** Opening Supplied material block **

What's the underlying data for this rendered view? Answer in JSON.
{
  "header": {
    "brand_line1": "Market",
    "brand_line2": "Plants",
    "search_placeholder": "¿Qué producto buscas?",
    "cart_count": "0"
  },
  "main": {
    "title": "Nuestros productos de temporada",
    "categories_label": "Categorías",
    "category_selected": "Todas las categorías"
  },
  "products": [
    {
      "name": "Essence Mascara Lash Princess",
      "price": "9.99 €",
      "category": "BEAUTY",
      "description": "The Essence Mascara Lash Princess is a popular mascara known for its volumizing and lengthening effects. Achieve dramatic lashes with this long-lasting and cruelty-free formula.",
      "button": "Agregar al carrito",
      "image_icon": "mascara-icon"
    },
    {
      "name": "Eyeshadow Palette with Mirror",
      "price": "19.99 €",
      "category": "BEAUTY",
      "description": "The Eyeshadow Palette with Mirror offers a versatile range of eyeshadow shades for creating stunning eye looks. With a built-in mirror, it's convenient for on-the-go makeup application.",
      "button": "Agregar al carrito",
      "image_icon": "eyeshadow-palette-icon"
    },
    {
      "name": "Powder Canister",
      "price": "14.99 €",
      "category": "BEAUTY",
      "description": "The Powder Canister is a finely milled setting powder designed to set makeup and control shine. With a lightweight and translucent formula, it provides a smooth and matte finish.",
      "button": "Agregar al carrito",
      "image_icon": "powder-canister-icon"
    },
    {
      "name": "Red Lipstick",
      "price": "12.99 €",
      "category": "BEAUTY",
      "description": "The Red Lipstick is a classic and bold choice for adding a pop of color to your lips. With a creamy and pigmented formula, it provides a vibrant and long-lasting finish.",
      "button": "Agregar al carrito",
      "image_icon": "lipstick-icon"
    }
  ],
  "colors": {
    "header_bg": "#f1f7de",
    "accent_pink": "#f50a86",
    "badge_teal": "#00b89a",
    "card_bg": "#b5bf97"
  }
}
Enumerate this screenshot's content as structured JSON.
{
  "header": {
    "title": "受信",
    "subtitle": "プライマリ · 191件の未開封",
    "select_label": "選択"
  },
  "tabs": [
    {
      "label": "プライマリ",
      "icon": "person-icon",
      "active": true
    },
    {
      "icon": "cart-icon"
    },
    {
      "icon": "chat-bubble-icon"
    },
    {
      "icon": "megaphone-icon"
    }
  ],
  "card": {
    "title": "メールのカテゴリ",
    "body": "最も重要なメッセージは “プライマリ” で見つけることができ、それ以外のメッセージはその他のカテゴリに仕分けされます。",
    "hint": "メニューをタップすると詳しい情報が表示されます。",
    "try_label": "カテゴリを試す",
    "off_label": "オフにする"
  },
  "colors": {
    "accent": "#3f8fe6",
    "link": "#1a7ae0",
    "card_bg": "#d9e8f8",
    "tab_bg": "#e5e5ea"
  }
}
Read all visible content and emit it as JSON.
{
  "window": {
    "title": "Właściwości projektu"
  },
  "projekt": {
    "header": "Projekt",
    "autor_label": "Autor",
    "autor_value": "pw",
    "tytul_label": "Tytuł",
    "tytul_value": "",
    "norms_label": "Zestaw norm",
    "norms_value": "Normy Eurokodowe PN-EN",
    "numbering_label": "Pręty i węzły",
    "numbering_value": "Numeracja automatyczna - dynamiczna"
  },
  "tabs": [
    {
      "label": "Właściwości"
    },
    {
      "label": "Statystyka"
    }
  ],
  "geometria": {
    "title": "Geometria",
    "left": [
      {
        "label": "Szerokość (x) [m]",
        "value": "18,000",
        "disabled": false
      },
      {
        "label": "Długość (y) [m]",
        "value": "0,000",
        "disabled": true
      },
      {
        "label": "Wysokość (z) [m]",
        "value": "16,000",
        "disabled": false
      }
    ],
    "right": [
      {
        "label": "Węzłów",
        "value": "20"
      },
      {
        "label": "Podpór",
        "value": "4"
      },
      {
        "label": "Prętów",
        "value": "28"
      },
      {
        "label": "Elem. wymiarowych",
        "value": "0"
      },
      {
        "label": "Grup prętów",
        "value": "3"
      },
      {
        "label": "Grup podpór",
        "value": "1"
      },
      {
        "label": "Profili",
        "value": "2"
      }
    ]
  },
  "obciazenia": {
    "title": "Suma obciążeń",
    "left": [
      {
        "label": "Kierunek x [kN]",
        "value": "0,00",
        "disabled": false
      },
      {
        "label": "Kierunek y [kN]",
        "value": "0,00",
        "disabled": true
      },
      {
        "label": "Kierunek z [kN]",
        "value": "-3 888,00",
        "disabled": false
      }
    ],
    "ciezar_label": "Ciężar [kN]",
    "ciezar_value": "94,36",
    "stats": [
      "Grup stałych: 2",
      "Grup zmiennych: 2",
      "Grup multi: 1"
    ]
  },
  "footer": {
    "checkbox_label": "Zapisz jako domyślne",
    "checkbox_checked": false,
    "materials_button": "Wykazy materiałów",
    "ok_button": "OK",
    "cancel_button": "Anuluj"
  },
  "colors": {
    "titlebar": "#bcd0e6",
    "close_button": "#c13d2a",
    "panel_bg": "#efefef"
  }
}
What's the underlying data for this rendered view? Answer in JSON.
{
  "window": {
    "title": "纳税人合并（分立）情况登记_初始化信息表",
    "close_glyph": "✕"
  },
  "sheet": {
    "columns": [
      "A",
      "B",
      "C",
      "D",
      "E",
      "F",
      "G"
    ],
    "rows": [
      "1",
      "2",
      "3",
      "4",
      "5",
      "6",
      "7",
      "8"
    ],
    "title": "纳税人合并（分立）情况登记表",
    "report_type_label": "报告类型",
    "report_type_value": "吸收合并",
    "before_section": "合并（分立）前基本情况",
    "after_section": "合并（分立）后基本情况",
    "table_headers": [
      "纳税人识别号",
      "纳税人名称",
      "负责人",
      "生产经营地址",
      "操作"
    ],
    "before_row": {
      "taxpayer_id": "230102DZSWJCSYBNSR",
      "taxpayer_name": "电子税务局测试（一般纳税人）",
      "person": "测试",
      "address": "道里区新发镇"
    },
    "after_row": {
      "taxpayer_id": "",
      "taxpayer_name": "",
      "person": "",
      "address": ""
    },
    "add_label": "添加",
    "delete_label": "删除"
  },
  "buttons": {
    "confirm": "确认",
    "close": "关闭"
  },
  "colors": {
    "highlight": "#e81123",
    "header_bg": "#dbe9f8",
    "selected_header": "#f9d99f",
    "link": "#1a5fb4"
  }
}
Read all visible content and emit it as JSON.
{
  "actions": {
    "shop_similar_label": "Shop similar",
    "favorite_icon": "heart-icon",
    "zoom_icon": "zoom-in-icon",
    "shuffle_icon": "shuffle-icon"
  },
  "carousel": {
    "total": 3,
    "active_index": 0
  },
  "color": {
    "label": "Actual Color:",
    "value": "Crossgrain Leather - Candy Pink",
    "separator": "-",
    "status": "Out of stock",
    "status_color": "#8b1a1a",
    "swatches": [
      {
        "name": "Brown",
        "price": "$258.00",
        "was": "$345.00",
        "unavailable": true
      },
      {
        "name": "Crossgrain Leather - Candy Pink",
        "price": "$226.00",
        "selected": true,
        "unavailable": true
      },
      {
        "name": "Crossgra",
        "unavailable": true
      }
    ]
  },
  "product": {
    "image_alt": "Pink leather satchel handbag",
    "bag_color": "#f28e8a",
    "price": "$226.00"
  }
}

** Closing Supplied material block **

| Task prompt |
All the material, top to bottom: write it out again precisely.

| Finished task |
What's the underlying data for this rendered view? Answer in JSON.
{
  "header": {
    "brand_line1": "Market",
    "brand_line2": "Plants",
    "search_placeholder": "¿Qué producto buscas?",
    "cart_count": "0"
  },
  "main": {
    "title": "Nuestros productos de temporada",
    "categories_label": "Categorías",
    "category_selected": "Todas las categorías"
  },
  "products": [
    {
      "name": "Essence Mascara Lash Princess",
      "price": "9.99 €",
      "category": "BEAUTY",
      "description": "The Essence Mascara Lash Princess is a popular mascara known for its volumizing and lengthening effects. Achieve dramatic lashes with this long-lasting and cruelty-free formula.",
      "button": "Agregar al carrito",
      "image_icon": "mascara-icon"
    },
    {
      "name": "Eyeshadow Palette with Mirror",
      "price": "19.99 €",
      "category": "BEAUTY",
      "description": "The Eyeshadow Palette with Mirror offers a versatile range of eyeshadow shades for creating stunning eye looks. With a built-in mirror, it's convenient for on-the-go makeup application.",
      "button": "Agregar al carrito",
      "image_icon": "eyeshadow-palette-icon"
    },
    {
      "name": "Powder Canister",
      "price": "14.99 €",
      "category": "BEAUTY",
      "description": "The Powder Canister is a finely milled setting powder designed to set makeup and control shine. With a lightweight and translucent formula, it provides a smooth and matte finish.",
      "button": "Agregar al carrito",
      "image_icon": "powder-canister-icon"
    },
    {
      "name": "Red Lipstick",
      "price": "12.99 €",
      "category": "BEAUTY",
      "description": "The Red Lipstick is a classic and bold choice for adding a pop of color to your lips. With a creamy and pigmented formula, it provides a vibrant and long-lasting finish.",
      "button": "Agregar al carrito",
      "image_icon": "lipstick-icon"
    }
  ],
  "colors": {
    "header_bg": "#f1f7de",
    "accent_pink": "#f50a86",
    "badge_teal": "#00b89a",
    "card_bg": "#b5bf97"
  }
}
Enumerate this screenshot's content as structured JSON.
{
  "header": {
    "title": "受信",
    "subtitle": "プライマリ · 191件の未開封",
    "select_label": "選択"
  },
  "tabs": [
    {
      "label": "プライマリ",
      "icon": "person-icon",
      "active": true
    },
    {
      "icon": "cart-icon"
    },
    {
      "icon": "chat-bubble-icon"
    },
    {
      "icon": "megaphone-icon"
    }
  ],
  "card": {
    "title": "メールのカテゴリ",
    "body": "最も重要なメッセージは “プライマリ” で見つけることができ、それ以外のメッセージはその他のカテゴリに仕分けされます。",
    "hint": "メニューをタップすると詳しい情報が表示されます。",
    "try_label": "カテゴリを試す",
    "off_label": "オフにする"
  },
  "colors": {
    "accent": "#3f8fe6",
    "link": "#1a7ae0",
    "card_bg": "#d9e8f8",
    "tab_bg": "#e5e5ea"
  }
}
Read all visible content and emit it as JSON.
{
  "window": {
    "title": "Właściwości projektu"
  },
  "projekt": {
    "header": "Projekt",
    "autor_label": "Autor",
    "autor_value": "pw",
    "tytul_label": "Tytuł",
    "tytul_value": "",
    "norms_label": "Zestaw norm",
    "norms_value": "Normy Eurokodowe PN-EN",
    "numbering_label": "Pręty i węzły",
    "numbering_value": "Numeracja automatyczna - dynamiczna"
  },
  "tabs": [
    {
      "label": "Właściwości"
    },
    {
      "label": "Statystyka"
    }
  ],
  "geometria": {
    "title": "Geometria",
    "left": [
      {
        "label": "Szerokość (x) [m]",
        "value": "18,000",
        "disabled": false
      },
      {
        "label": "Długość (y) [m]",
        "value": "0,000",
        "disabled": true
      },
      {
        "label": "Wysokość (z) [m]",
        "value": "16,000",
        "disabled": false
      }
    ],
    "right": [
      {
        "label": "Węzłów",
        "value": "20"
      },
      {
        "label": "Podpór",
        "value": "4"
      },
      {
        "label": "Prętów",
        "value": "28"
      },
      {
        "label": "Elem. wymiarowych",
        "value": "0"
      },
      {
        "label": "Grup prętów",
        "value": "3"
      },
      {
        "label": "Grup podpór",
        "value": "1"
      },
      {
        "label": "Profili",
        "value": "2"
      }
    ]
  },
  "obciazenia": {
    "title": "Suma obciążeń",
    "left": [
      {
        "label": "Kierunek x [kN]",
        "value": "0,00",
        "disabled": false
      },
      {
        "label": "Kierunek y [kN]",
        "value": "0,00",
        "disabled": true
      },
      {
        "label": "Kierunek z [kN]",
        "value": "-3 888,00",
        "disabled": false
      }
    ],
    "ciezar_label": "Ciężar [kN]",
    "ciezar_value": "94,36",
    "stats": [
      "Grup stałych: 2",
      "Grup zmiennych: 2",
      "Grup multi: 1"
    ]
  },
  "footer": {
    "checkbox_label": "Zapisz jako domyślne",
    "checkbox_checked": false,
    "materials_button": "Wykazy materiałów",
    "ok_button": "OK",
    "cancel_button": "Anuluj"
  },
  "colors": {
    "titlebar": "#bcd0e6",
    "close_button": "#c13d2a",
    "panel_bg": "#efefef"
  }
}
What's the underlying data for this rendered view? Answer in JSON.
{
  "window": {
    "title": "纳税人合并（分立）情况登记_初始化信息表",
    "close_glyph": "✕"
  },
  "sheet": {
    "columns": [
      "A",
      "B",
      "C",
      "D",
      "E",
      "F",
      "G"
    ],
    "rows": [
      "1",
      "2",
      "3",
      "4",
      "5",
      "6",
      "7",
      "8"
    ],
    "title": "纳税人合并（分立）情况登记表",
    "report_type_label": "报告类型",
    "report_type_value": "吸收合并",
    "before_section": "合并（分立）前基本情况",
    "after_section": "合并（分立）后基本情况",
    "table_headers": [
      "纳税人识别号",
      "纳税人名称",
      "负责人",
      "生产经营地址",
      "操作"
    ],
    "before_row": {
      "taxpayer_id": "230102DZSWJCSYBNSR",
      "taxpayer_name": "电子税务局测试（一般纳税人）",
      "person": "测试",
      "address": "道里区新发镇"
    },
    "after_row": {
      "taxpayer_id": "",
      "taxpayer_name": "",
      "person": "",
      "address": ""
    },
    "add_label": "添加",
    "delete_label": "删除"
  },
  "buttons": {
    "confirm": "确认",
    "close": "关闭"
  },
  "colors": {
    "highlight": "#e81123",
    "header_bg": "#dbe9f8",
    "selected_header": "#f9d99f",
    "link": "#1a5fb4"
  }
}
Read all visible content and emit it as JSON.
{
  "actions": {
    "shop_similar_label": "Shop similar",
    "favorite_icon": "heart-icon",
    "zoom_icon": "zoom-in-icon",
    "shuffle_icon": "shuffle-icon"
  },
  "carousel": {
    "total": 3,
    "active_index": 0
  },
  "color": {
    "label": "Actual Color:",
    "value": "Crossgrain Leather - Candy Pink",
    "separator": "-",
    "status": "Out of stock",
    "status_color": "#8b1a1a",
    "swatches": [
      {
        "name": "Brown",
        "price": "$258.00",
        "was": "$345.00",
        "unavailable": true
      },
      {
        "name": "Crossgrain Leather - Candy Pink",
        "price": "$226.00",
        "selected": true,
        "unavailable": true
      },
      {
        "name": "Crossgra",
        "unavailable": true
      }
    ]
  },
  "product": {
    "image_alt": "Pink leather satchel handbag",
    "bag_color": "#f28e8a",
    "price": "$226.00"
  }
}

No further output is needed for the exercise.